En route to winning the 2009 NBA title, the Lakers won at least one road game in every playoff series, including two straight in the Finals to beat Orlando.
On Thursday night in Oklahoma City, the Purple and Gold looked every bit the part in controlling the contest … at least until the end of the third quarter, when everything turned the other way as an impressive rally from the Thunder enabled a surprising come-from-behind victory in the first ever playoff game at the Ford Center.
The Lakers had opened the game on a 10-0 run, using a wild-and-crazy home crowd against the Thunder, and left the first half with seven-point lead that remained at eight with 1:59 to go in the third. But then came a quick 8-1 OKC run to close the quarter, cutting L.A.’s lead to just one heading into the fourth quarter.
In the final period, Kobe Bryant went suddenly and unexpectedly cold, missing all but two of his 10 shots as the Thunder rode the wave of momentum created in the third all the way through, winning the fourth 27-21 to win 101-96.
After L.A. had effectively quieted a terrific crowd, the seal was broken for good.
“It was phenominal, man,” said Kevin Durant, who finished with 29 points and 19 rebounds despite struggling with his shooting (8-of-24 FG’s). “I couldn’t hear myself at one point. They kept us in the game.”
The Lakers didn’t make it easy, however, rallying back from a 90-82 deficit behind Derek Fisher’s fourth three, Lamar Odom’s first three and two Ron Artest deep twos to get within two with 1:03 remaining when Pau Gasol hit two free throws. But then Durant drew an off-ball foul on Artest to get to the line, the place Phil Jackson said was the biggest reason the Thunder won the game.
“The key factor was the free throws,” said L.A.’s head coach in describing the Thunder’s 34-12 advantage in attempts. “That has to do with their aggressiveness.”
Jackson also noted L.A.’s struggle to get the ball inside after the first quarter, crediting the Thunder’s ball pressure, as the Lakers hoisted an all-time playoff-high tying 31 3-pointers.

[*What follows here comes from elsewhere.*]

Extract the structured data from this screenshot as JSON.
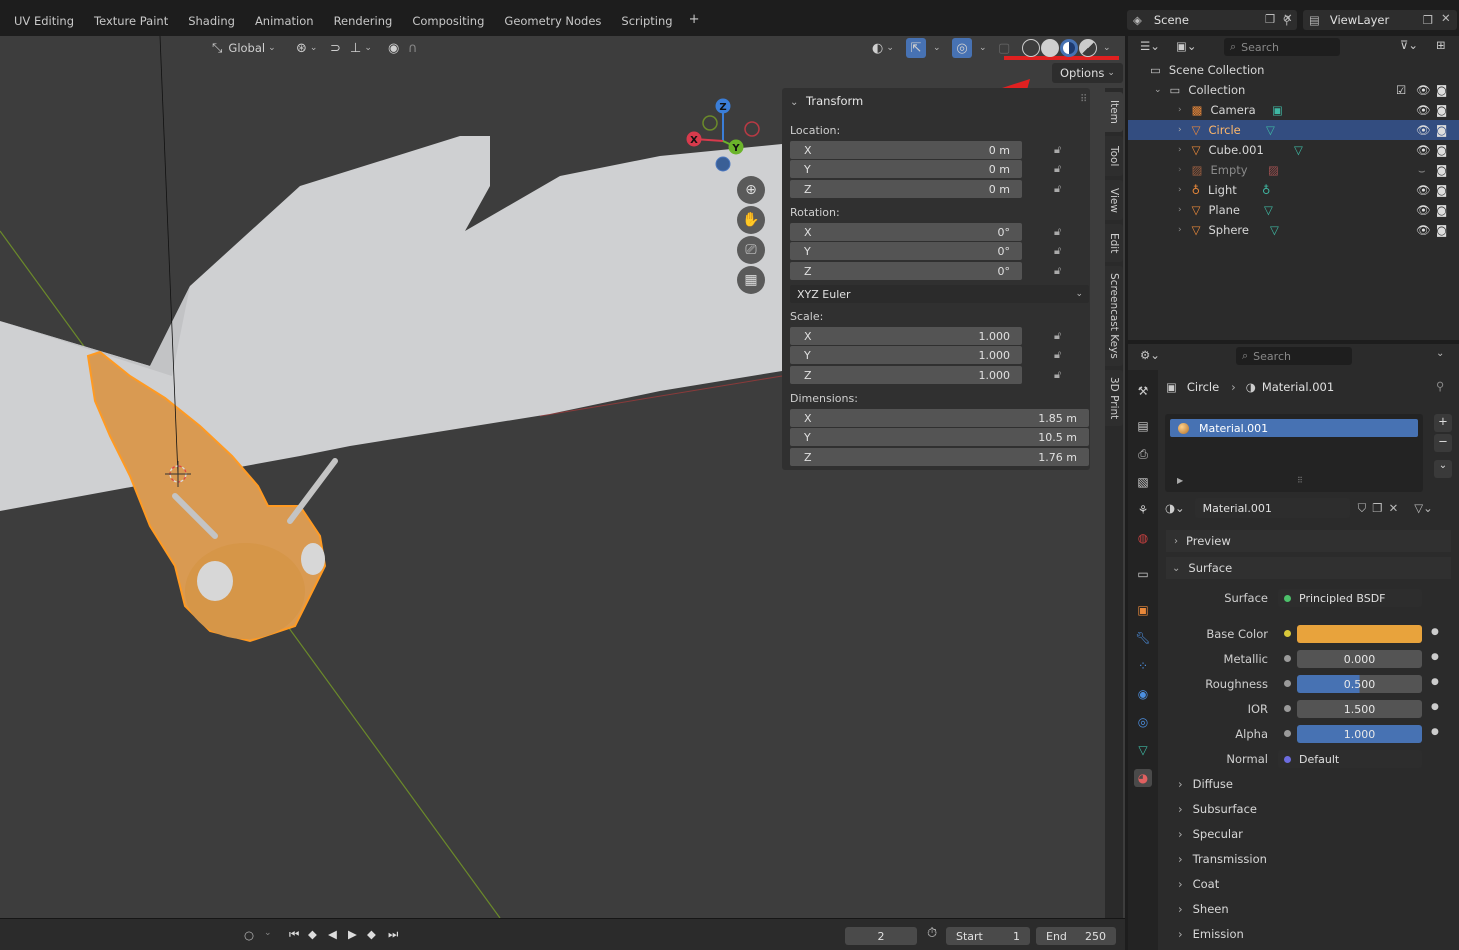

“Too many,” said Pau Gasol, who attempted just 12 shots himself, and Andrew Bynum nine. “We tend to settle.”
For the Thunder, Russell Westbrook scored 27 points, highlighted by a big one-handed dunk that started the late third quarter run and 3-pointer with 3:02 to play (despite his 22 percent 3-point percentage), and James Harden added 18 points off the bench after failing to score in limited minutes in Los Angeles.
“I thought that was a good team win,” said Scott Brooks. “Everybody chipped in, made plays that helped us win the game.”
Gasol had a 17-point, 15-rebound double-double for the Lakers, Derek Fisher added 17 points including 4-of-5 3-pointers and Andrew Bynum scored 13 points with seven boards in the loss.
The Lakers will try and bounce back on Saturday evening, but until then, your numbers:
1 Of 10 shots made by Kobe Bryant in an uncharacteristic fourth quarter. He led the Lakers with 24 points and eight assists, but took 29 shots.
3 Blocked shots for the Thunder a game after swatting 17 shots in L.A.; OKC instead grabbed 14 offensive boards after getting just seven in Game 2.
19 Rebounds for Kevin Durant, helping to make up for a slow shooting night (4-of-17 through three quarters, 8-of-24 overall).
22 More free throws attempted by the Thunder than the Lakers (34-12), which Phil Jackson said was the biggest reason for L.A.’s loss (crediting OKC’s aggressiveness).
31 Three-pointers hoisted by the Lakers, tying an all-time playoff high. Jackson bemoaned the team’s failure to get the ball inside particularly late in the game.